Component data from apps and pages
*** Begin section ***

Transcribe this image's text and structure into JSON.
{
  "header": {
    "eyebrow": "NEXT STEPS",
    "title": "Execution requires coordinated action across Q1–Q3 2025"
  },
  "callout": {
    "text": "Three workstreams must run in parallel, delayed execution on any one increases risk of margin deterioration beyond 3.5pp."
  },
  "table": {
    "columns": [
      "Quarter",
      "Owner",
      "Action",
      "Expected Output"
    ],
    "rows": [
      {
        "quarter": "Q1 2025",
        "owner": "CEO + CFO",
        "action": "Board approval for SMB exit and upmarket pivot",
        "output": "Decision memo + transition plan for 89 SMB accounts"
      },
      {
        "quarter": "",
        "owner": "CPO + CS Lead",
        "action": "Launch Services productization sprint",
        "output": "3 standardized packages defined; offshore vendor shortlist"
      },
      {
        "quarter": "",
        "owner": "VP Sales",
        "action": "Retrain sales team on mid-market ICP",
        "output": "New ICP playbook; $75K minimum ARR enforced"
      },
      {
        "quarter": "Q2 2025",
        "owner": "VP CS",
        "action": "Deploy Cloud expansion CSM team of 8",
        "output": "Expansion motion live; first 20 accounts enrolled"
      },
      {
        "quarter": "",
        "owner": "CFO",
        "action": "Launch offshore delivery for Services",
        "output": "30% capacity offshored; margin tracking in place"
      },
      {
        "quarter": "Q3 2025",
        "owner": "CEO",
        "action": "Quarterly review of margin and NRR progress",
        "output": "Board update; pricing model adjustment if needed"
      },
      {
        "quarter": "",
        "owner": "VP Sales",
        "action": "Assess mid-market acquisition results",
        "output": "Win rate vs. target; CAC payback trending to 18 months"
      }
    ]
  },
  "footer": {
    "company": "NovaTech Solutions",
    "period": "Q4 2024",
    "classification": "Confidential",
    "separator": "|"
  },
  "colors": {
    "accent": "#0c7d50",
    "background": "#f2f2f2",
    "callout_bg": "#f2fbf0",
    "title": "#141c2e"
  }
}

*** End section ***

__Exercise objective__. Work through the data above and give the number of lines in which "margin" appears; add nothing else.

__Problem solution__. 3